▶ **ASSIGNED TASK**: Which of the lines below mention the word "JSON"? Pull each one out.

● ● ● ● ● ● ●

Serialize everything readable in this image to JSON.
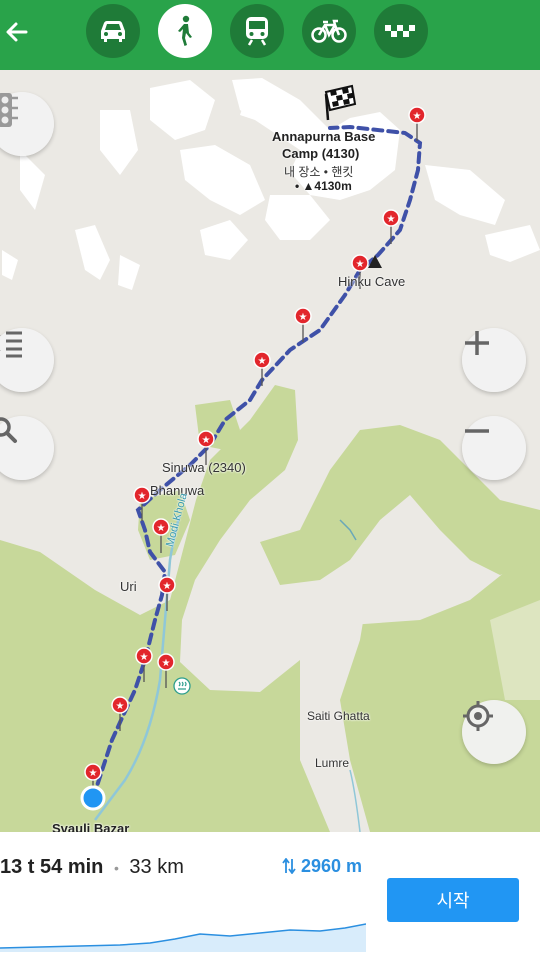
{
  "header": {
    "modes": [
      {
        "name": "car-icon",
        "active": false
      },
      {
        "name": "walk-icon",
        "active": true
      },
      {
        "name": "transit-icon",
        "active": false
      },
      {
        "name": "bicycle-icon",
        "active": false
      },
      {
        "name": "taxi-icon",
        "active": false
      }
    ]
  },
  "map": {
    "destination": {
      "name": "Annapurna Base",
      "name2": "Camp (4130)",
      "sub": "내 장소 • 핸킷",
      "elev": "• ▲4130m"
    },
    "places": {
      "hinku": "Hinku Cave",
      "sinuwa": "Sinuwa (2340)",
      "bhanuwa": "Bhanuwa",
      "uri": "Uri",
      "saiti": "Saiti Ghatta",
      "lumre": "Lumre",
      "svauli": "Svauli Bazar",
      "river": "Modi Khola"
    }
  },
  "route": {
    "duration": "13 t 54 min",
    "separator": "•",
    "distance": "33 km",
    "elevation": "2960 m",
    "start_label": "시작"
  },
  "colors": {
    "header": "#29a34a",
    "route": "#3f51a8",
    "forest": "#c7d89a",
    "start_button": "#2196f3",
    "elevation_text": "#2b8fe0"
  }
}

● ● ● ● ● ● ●

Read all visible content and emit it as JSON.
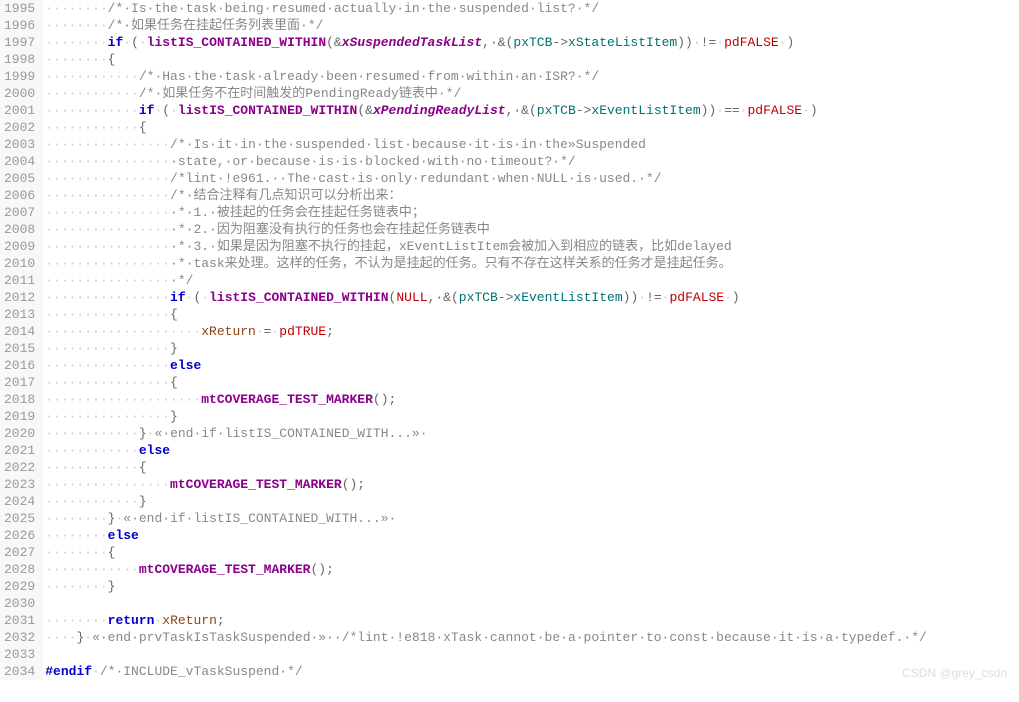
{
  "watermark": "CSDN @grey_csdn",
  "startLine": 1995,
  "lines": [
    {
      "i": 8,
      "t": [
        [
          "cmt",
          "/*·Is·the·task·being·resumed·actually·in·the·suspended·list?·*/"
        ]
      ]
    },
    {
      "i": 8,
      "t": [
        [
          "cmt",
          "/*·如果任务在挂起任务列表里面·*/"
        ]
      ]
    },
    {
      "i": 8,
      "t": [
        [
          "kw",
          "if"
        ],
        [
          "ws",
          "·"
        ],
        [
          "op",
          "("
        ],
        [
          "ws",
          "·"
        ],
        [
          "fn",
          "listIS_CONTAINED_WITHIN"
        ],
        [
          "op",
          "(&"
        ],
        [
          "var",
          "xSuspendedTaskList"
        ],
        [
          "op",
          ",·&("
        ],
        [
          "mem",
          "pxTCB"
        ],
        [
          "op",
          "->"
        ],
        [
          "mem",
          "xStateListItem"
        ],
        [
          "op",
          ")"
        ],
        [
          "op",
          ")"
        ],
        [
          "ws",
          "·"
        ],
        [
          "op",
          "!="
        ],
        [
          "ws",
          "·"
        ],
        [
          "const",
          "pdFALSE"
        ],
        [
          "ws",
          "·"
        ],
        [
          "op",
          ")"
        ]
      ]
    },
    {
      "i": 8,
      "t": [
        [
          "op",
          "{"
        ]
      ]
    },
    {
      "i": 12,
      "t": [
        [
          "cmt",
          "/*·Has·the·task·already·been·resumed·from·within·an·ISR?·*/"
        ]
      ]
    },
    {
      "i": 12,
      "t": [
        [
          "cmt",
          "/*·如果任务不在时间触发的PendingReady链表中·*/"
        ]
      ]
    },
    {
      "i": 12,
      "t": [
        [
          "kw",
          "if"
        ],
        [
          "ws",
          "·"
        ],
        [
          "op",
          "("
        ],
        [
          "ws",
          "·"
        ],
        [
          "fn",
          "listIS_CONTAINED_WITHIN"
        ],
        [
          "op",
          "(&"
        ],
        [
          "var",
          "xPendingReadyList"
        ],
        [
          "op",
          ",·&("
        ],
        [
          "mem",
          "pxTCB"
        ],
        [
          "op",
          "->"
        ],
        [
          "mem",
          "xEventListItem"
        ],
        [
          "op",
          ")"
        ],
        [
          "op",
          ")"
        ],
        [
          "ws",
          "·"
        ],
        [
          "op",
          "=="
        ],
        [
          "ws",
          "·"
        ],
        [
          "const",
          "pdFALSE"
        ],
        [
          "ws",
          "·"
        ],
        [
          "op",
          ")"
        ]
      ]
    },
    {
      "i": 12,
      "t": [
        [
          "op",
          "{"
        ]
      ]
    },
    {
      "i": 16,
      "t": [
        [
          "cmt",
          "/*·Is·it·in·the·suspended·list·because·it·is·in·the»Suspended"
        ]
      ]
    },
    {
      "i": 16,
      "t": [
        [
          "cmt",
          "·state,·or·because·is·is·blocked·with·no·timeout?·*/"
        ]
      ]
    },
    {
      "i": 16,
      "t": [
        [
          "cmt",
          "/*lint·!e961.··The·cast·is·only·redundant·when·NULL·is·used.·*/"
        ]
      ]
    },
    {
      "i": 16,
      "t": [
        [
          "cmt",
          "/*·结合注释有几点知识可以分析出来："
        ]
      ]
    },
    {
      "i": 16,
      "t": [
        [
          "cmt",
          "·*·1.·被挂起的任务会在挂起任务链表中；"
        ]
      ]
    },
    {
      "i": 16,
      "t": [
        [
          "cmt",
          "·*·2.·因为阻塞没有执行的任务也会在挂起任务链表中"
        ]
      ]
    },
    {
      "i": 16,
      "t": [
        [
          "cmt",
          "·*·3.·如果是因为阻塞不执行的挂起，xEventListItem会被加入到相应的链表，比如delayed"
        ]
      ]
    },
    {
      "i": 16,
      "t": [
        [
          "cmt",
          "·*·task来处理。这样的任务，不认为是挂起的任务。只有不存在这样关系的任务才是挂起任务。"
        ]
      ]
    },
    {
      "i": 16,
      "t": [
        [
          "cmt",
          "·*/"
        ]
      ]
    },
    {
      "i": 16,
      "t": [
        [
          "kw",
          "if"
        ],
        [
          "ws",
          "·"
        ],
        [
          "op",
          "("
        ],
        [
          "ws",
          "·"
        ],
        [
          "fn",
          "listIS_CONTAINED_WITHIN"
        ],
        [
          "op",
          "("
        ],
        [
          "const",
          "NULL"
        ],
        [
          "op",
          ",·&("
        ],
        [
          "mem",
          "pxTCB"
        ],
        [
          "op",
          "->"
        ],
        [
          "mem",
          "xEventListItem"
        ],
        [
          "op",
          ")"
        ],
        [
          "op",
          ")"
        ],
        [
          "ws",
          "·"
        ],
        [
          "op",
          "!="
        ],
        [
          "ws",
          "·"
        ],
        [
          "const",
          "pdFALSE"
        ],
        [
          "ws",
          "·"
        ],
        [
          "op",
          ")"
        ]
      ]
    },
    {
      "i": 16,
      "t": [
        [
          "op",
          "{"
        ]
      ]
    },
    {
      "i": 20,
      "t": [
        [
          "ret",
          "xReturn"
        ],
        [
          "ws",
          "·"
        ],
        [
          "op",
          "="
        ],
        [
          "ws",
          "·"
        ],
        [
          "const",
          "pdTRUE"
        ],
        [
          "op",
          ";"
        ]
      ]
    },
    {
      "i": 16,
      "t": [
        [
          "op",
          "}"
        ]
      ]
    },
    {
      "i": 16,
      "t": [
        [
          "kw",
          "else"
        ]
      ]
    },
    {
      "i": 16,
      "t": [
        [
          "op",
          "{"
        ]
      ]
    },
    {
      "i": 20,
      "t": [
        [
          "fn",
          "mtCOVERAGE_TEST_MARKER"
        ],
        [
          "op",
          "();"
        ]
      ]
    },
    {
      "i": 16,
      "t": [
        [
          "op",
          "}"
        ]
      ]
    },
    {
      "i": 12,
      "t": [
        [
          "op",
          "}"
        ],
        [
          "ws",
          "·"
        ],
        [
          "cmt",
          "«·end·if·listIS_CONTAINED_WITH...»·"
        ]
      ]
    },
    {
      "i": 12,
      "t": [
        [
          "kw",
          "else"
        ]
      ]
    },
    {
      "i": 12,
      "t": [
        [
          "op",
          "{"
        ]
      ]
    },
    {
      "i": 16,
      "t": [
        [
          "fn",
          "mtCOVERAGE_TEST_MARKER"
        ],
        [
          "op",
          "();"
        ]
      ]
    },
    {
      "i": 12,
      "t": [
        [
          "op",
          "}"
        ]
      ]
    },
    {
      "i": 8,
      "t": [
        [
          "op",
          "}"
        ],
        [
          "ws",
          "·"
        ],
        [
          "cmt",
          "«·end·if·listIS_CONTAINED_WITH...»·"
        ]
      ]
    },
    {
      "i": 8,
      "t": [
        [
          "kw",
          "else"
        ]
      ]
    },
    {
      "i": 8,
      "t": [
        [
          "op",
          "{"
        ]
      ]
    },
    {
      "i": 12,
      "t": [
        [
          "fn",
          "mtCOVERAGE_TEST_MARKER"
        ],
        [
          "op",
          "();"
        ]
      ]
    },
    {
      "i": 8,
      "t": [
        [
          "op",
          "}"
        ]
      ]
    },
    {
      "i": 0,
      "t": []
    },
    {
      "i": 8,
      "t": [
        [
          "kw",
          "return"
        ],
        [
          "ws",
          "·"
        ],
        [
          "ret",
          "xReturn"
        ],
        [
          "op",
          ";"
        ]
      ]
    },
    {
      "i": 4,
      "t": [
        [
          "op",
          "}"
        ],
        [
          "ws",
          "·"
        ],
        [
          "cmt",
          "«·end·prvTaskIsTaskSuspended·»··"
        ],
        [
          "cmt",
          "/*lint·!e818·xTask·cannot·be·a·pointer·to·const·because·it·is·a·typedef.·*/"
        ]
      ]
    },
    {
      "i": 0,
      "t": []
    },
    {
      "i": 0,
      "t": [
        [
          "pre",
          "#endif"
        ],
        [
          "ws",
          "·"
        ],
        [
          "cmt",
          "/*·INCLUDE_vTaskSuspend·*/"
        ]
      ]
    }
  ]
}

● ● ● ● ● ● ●

▶ **OUTPUT FOR THIS TASK**:
Serialize everything readable in this image to JSON.
Read all visible content and emit it as JSON.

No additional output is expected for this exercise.